• _EXERCISE DIRECTIONS_: Print the records exactly as they are written.
(DATA PROVIDED)
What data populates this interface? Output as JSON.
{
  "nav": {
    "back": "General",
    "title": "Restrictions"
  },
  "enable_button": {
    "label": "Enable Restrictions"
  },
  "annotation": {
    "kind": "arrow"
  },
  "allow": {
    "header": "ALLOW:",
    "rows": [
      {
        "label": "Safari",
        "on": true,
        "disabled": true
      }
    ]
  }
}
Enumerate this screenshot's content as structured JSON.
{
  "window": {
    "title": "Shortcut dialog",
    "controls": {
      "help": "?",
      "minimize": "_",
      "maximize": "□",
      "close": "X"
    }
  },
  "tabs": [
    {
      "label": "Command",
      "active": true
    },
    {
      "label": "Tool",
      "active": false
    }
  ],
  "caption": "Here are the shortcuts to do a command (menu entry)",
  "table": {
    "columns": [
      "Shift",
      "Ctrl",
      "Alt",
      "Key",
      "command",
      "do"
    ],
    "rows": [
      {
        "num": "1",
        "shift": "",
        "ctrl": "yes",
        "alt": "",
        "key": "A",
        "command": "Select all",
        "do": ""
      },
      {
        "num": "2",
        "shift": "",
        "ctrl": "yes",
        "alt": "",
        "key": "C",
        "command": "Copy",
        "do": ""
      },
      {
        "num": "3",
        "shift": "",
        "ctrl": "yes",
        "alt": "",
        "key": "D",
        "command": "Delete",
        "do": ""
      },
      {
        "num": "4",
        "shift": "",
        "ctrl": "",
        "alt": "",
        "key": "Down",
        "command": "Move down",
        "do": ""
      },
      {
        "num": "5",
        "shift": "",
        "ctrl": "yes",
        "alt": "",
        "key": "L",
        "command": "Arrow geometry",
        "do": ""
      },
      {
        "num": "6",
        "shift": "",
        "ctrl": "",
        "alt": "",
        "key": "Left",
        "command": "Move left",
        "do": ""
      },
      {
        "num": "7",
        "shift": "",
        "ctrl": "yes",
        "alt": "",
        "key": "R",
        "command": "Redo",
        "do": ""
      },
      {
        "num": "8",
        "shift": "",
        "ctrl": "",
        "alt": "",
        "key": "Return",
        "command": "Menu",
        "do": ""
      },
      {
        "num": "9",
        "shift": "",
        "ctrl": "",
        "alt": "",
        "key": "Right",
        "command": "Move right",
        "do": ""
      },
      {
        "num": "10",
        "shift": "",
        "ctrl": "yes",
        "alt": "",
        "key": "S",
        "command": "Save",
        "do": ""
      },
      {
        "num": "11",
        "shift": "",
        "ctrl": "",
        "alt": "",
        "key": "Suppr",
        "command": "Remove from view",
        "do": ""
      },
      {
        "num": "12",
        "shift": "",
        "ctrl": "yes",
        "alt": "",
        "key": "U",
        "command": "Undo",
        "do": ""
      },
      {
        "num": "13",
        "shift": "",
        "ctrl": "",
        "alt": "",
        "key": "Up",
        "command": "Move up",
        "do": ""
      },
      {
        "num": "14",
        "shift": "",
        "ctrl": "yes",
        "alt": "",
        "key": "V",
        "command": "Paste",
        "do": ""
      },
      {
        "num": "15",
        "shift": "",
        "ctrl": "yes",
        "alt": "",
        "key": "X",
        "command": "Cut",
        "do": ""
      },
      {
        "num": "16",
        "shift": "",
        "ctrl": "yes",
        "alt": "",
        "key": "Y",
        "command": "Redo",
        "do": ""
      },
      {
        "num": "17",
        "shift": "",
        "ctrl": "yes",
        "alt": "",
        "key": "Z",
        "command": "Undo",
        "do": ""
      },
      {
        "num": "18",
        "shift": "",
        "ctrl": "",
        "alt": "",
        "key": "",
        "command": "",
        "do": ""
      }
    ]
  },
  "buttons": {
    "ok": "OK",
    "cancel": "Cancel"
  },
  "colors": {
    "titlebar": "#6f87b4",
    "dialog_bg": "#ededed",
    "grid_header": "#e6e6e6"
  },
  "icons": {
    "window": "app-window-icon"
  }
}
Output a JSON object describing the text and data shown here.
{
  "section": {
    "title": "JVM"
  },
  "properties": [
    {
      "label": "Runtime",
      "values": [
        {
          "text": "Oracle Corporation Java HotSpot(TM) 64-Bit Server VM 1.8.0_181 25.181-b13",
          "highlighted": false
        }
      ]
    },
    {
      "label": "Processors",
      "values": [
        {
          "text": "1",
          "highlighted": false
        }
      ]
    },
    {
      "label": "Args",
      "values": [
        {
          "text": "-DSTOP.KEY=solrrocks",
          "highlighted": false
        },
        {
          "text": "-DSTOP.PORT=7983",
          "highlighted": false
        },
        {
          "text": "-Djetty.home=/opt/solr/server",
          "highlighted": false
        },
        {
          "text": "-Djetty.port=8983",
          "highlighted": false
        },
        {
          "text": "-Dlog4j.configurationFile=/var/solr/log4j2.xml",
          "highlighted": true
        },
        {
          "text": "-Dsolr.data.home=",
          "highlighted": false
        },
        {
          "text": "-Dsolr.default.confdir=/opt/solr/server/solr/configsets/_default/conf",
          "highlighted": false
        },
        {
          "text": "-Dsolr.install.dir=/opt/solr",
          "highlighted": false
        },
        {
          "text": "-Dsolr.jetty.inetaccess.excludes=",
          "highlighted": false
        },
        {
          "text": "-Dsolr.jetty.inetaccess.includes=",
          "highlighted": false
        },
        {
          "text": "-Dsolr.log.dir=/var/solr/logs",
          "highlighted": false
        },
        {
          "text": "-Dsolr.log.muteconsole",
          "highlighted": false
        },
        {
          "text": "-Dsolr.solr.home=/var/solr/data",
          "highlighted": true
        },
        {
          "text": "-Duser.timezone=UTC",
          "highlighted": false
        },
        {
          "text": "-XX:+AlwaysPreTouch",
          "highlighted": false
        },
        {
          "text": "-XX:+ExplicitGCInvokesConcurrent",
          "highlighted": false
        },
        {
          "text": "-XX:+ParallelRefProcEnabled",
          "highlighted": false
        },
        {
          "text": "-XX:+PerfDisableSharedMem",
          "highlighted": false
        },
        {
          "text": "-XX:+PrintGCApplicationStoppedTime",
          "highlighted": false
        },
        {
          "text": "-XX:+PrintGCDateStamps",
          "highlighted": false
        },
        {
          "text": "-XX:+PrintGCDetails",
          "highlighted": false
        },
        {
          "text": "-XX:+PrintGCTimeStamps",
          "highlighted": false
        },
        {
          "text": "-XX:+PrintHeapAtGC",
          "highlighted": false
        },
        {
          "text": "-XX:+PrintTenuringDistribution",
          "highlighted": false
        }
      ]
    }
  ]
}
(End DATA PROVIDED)
• _RESULT FOR THIS EXERCISE_:
What data populates this interface? Output as JSON.
{
  "nav": {
    "back": "General",
    "title": "Restrictions"
  },
  "enable_button": {
    "label": "Enable Restrictions"
  },
  "annotation": {
    "kind": "arrow"
  },
  "allow": {
    "header": "ALLOW:",
    "rows": [
      {
        "label": "Safari",
        "on": true,
        "disabled": true
      }
    ]
  }
}
Enumerate this screenshot's content as structured JSON.
{
  "window": {
    "title": "Shortcut dialog",
    "controls": {
      "help": "?",
      "minimize": "_",
      "maximize": "□",
      "close": "X"
    }
  },
  "tabs": [
    {
      "label": "Command",
      "active": true
    },
    {
      "label": "Tool",
      "active": false
    }
  ],
  "caption": "Here are the shortcuts to do a command (menu entry)",
  "table": {
    "columns": [
      "Shift",
      "Ctrl",
      "Alt",
      "Key",
      "command",
      "do"
    ],
    "rows": [
      {
        "num": "1",
        "shift": "",
        "ctrl": "yes",
        "alt": "",
        "key": "A",
        "command": "Select all",
        "do": ""
      },
      {
        "num": "2",
        "shift": "",
        "ctrl": "yes",
        "alt": "",
        "key": "C",
        "command": "Copy",
        "do": ""
      },
      {
        "num": "3",
        "shift": "",
        "ctrl": "yes",
        "alt": "",
        "key": "D",
        "command": "Delete",
        "do": ""
      },
      {
        "num": "4",
        "shift": "",
        "ctrl": "",
        "alt": "",
        "key": "Down",
        "command": "Move down",
        "do": ""
      },
      {
        "num": "5",
        "shift": "",
        "ctrl": "yes",
        "alt": "",
        "key": "L",
        "command": "Arrow geometry",
        "do": ""
      },
      {
        "num": "6",
        "shift": "",
        "ctrl": "",
        "alt": "",
        "key": "Left",
        "command": "Move left",
        "do": ""
      },
      {
        "num": "7",
        "shift": "",
        "ctrl": "yes",
        "alt": "",
        "key": "R",
        "command": "Redo",
        "do": ""
      },
      {
        "num": "8",
        "shift": "",
        "ctrl": "",
        "alt": "",
        "key": "Return",
        "command": "Menu",
        "do": ""
      },
      {
        "num": "9",
        "shift": "",
        "ctrl": "",
        "alt": "",
        "key": "Right",
        "command": "Move right",
        "do": ""
      },
      {
        "num": "10",
        "shift": "",
        "ctrl": "yes",
        "alt": "",
        "key": "S",
        "command": "Save",
        "do": ""
      },
      {
        "num": "11",
        "shift": "",
        "ctrl": "",
        "alt": "",
        "key": "Suppr",
        "command": "Remove from view",
        "do": ""
      },
      {
        "num": "12",
        "shift": "",
        "ctrl": "yes",
        "alt": "",
        "key": "U",
        "command": "Undo",
        "do": ""
      },
      {
        "num": "13",
        "shift": "",
        "ctrl": "",
        "alt": "",
        "key": "Up",
        "command": "Move up",
        "do": ""
      },
      {
        "num": "14",
        "shift": "",
        "ctrl": "yes",
        "alt": "",
        "key": "V",
        "command": "Paste",
        "do": ""
      },
      {
        "num": "15",
        "shift": "",
        "ctrl": "yes",
        "alt": "",
        "key": "X",
        "command": "Cut",
        "do": ""
      },
      {
        "num": "16",
        "shift": "",
        "ctrl": "yes",
        "alt": "",
        "key": "Y",
        "command": "Redo",
        "do": ""
      },
      {
        "num": "17",
        "shift": "",
        "ctrl": "yes",
        "alt": "",
        "key": "Z",
        "command": "Undo",
        "do": ""
      },
      {
        "num": "18",
        "shift": "",
        "ctrl": "",
        "alt": "",
        "key": "",
        "command": "",
        "do": ""
      }
    ]
  },
  "buttons": {
    "ok": "OK",
    "cancel": "Cancel"
  },
  "colors": {
    "titlebar": "#6f87b4",
    "dialog_bg": "#ededed",
    "grid_header": "#e6e6e6"
  },
  "icons": {
    "window": "app-window-icon"
  }
}
Output a JSON object describing the text and data shown here.
{
  "section": {
    "title": "JVM"
  },
  "properties": [
    {
      "label": "Runtime",
      "values": [
        {
          "text": "Oracle Corporation Java HotSpot(TM) 64-Bit Server VM 1.8.0_181 25.181-b13",
          "highlighted": false
        }
      ]
    },
    {
      "label": "Processors",
      "values": [
        {
          "text": "1",
          "highlighted": false
        }
      ]
    },
    {
      "label": "Args",
      "values": [
        {
          "text": "-DSTOP.KEY=solrrocks",
          "highlighted": false
        },
        {
          "text": "-DSTOP.PORT=7983",
          "highlighted": false
        },
        {
          "text": "-Djetty.home=/opt/solr/server",
          "highlighted": false
        },
        {
          "text": "-Djetty.port=8983",
          "highlighted": false
        },
        {
          "text": "-Dlog4j.configurationFile=/var/solr/log4j2.xml",
          "highlighted": true
        },
        {
          "text": "-Dsolr.data.home=",
          "highlighted": false
        },
        {
          "text": "-Dsolr.default.confdir=/opt/solr/server/solr/configsets/_default/conf",
          "highlighted": false
        },
        {
          "text": "-Dsolr.install.dir=/opt/solr",
          "highlighted": false
        },
        {
          "text": "-Dsolr.jetty.inetaccess.excludes=",
          "highlighted": false
        },
        {
          "text": "-Dsolr.jetty.inetaccess.includes=",
          "highlighted": false
        },
        {
          "text": "-Dsolr.log.dir=/var/solr/logs",
          "highlighted": false
        },
        {
          "text": "-Dsolr.log.muteconsole",
          "highlighted": false
        },
        {
          "text": "-Dsolr.solr.home=/var/solr/data",
          "highlighted": true
        },
        {
          "text": "-Duser.timezone=UTC",
          "highlighted": false
        },
        {
          "text": "-XX:+AlwaysPreTouch",
          "highlighted": false
        },
        {
          "text": "-XX:+ExplicitGCInvokesConcurrent",
          "highlighted": false
        },
        {
          "text": "-XX:+ParallelRefProcEnabled",
          "highlighted": false
        },
        {
          "text": "-XX:+PerfDisableSharedMem",
          "highlighted": false
        },
        {
          "text": "-XX:+PrintGCApplicationStoppedTime",
          "highlighted": false
        },
        {
          "text": "-XX:+PrintGCDateStamps",
          "highlighted": false
        },
        {
          "text": "-XX:+PrintGCDetails",
          "highlighted": false
        },
        {
          "text": "-XX:+PrintGCTimeStamps",
          "highlighted": false
        },
        {
          "text": "-XX:+PrintHeapAtGC",
          "highlighted": false
        },
        {
          "text": "-XX:+PrintTenuringDistribution",
          "highlighted": false
        }
      ]
    }
  ]
}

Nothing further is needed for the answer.